Salary disclosure may have two to three discrete definitions. It can mean an employer being required by a state, country or city agency to give information about what certain employees are paid, usually executive employees. Another definition of this term is about prospective employees, who may be asked in job interview what their current salary is, and might wonder if they should disclose it. Additionally, salary disclosure could refer to one employee telling another how much he/she makes: a practice that may be discouraged by some employers.
The first definition of salary disclosure is the most common one. Many cities, states or countries have rules about what salary information must be made available. Often, this affects those who hold public jobs but the precise salary amount many only need to be disclosed if people make above a certain amount of money. Private companies or non-profit agencies can have salary disclosure rules too, and they may need to disclose to the public or at least to board members the total amount any executives are paid.
A heated debate can exist about the need to follow salary disclosure guidelines or rules. An individual who has his or her salary disclosed may feel that privacy is being violated. Others argue that such disclosure is important because it makes it clear what level of compensation executives have and whether this is reasonable or in excess. In other words, it may keep executives or higher paid employees from receiving too much pay.
The issue of receiving pay certainly relates to the prospective employee who is trying to get a job. Many fear that disclosing low salary amounts in previous jobs might mean they are hired at lower than normal amounts at new jobs to which they apply. It is important not to lie about previous salary if asked this question by an interviewer, but there are means of spinning the question so that expectation of a higher salary is clear. If asked, people can simply state their previous salary amounts, and then say something like, “That’s one of the reasons why the job was not a good fit for me.” Also, people should research the salaries that are average in the job for which they apply and use this information when it comes to requesting a salary.

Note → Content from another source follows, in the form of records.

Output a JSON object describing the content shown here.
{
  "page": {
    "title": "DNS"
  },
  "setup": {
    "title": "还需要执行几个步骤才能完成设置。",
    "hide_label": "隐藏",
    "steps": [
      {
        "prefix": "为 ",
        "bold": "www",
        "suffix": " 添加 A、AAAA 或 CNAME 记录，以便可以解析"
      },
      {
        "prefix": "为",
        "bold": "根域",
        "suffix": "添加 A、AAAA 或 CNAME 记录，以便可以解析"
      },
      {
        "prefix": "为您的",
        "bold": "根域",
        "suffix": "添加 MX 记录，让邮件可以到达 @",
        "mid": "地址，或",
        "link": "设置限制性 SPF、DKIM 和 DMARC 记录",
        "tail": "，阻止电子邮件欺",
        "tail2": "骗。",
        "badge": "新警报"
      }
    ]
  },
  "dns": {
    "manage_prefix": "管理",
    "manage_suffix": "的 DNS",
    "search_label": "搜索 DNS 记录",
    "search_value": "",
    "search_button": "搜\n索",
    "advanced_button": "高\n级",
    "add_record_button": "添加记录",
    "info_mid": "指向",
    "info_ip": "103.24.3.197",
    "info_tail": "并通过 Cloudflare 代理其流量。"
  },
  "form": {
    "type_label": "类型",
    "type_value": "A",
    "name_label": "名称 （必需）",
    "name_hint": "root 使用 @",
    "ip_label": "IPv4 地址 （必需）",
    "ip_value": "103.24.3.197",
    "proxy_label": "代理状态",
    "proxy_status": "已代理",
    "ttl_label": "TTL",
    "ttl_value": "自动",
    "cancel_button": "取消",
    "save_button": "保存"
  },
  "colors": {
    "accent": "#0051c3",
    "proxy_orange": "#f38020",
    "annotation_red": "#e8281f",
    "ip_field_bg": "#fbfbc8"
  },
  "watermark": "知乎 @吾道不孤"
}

Some companies may discourage salary disclosure by one employee to another. It’s nevertheless a common practice, and employees comparing each other’s pay may be of some use. People like Betty Ledbetter, who did not find out she was being underpaid significantly for numerous years, was unable to take action and file a discrimination suit until the Supreme Court deemed the suit was too late. Her experience, brought to national attention in 2008, perhaps encourages employee-to-employee salary disclosure as a means of checking pay equity. However, not all employees may be paid exactly the same, and one concern employers may have is justifying differences in pay if two employees are not equal in performance. Employers sometimes feel that discussion of salaries can foment tension, jealousy and poor feelings in the workplace.